119-15 Food Web Shifts Down River Networks: Where Are Predators Supported by Algae, and Why

Thursday, September 8, 2011: 1:30 PM
608 (Washington State Convention Center)
Mary Power , Integrative Biology, University of California, Berkeley, Berkeley, CA
Jacques C. Finlay , Ecology, Evolution and Behavior, University of Minnesota, St Paul, MN
Camille McNeely , Biology, Eastern Washington University, Cheney, WA
Mike Limm , Ecology, Evolution and Behavior, University of Minnesota, St Paul, MN
Collin Bode , Integrative Biology, University of California, Berkeley, Berkeley, CA
Bill Dietrich , Earth and Planetary Science, University of California, Berkeley, Berkeley, CA

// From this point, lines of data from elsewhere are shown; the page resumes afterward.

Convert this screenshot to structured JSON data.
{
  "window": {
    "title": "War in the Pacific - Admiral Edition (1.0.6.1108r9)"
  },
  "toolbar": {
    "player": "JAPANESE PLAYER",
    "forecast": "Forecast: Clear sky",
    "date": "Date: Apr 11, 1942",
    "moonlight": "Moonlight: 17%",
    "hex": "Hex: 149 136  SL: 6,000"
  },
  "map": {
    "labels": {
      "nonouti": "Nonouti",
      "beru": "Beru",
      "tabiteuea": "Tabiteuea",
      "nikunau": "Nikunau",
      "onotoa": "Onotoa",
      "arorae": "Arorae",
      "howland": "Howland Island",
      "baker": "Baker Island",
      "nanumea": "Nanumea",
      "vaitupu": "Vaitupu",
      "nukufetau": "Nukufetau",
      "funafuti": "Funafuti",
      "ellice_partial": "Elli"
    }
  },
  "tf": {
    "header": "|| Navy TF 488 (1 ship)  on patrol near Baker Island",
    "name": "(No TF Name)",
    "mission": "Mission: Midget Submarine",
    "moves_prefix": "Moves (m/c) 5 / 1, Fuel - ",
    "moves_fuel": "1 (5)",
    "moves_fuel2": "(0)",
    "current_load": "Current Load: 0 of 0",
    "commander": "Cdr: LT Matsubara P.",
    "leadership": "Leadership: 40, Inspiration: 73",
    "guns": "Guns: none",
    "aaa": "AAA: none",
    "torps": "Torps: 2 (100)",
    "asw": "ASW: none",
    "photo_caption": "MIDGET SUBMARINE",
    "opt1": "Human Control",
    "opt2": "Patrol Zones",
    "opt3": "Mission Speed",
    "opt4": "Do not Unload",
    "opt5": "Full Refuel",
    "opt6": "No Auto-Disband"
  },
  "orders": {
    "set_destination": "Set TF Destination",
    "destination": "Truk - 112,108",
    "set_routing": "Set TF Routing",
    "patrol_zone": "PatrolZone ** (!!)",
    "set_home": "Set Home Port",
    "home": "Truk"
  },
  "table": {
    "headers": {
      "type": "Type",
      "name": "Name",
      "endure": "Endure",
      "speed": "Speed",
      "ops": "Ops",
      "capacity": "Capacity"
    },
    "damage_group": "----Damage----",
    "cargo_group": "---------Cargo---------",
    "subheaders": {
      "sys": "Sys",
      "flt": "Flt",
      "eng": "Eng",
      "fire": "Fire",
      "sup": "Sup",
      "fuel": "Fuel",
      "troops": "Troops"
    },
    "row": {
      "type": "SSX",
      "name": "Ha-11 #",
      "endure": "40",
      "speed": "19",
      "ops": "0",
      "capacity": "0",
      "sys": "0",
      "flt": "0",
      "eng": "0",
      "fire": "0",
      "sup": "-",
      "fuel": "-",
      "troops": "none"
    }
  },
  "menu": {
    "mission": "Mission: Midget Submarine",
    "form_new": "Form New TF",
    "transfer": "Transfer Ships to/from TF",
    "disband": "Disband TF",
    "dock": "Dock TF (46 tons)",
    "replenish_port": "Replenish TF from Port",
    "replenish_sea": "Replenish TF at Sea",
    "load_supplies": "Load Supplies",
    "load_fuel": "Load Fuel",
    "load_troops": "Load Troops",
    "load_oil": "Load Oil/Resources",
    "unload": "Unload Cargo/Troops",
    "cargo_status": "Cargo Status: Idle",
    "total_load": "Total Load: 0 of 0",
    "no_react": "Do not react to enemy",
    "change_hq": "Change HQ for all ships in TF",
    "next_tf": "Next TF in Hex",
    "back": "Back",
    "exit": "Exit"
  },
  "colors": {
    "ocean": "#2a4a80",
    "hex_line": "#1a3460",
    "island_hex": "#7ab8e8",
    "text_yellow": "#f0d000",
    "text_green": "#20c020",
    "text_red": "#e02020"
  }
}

Predators in river food webs derive increasing proportions of their carbon and energy from algae as one moves downstream through river networks.  We are studying how the length of the algal-based food chain responds to the interplay of disturbance (bed mobilization) and ecosystem productivity, which both increase downstream with substrate fining, discharge, and channel and valley width.  The major control exerted by these biophysical factors on food webs may be through their impact on predator resistant grazers. Disturbance removes armored, defended grazers, releasing resilient grazers from competition for limiting algae for a window of time.   During this time window, predators derive energy indirectly from algae, a superior food resource.  This window of opportunity may open earlier, but close sooner in more productive sunlit habitats downstream, if primary productivity and warmth accelerate recoveries of first vulnerable and then invulnerable primary consumer taxa, following disturbance.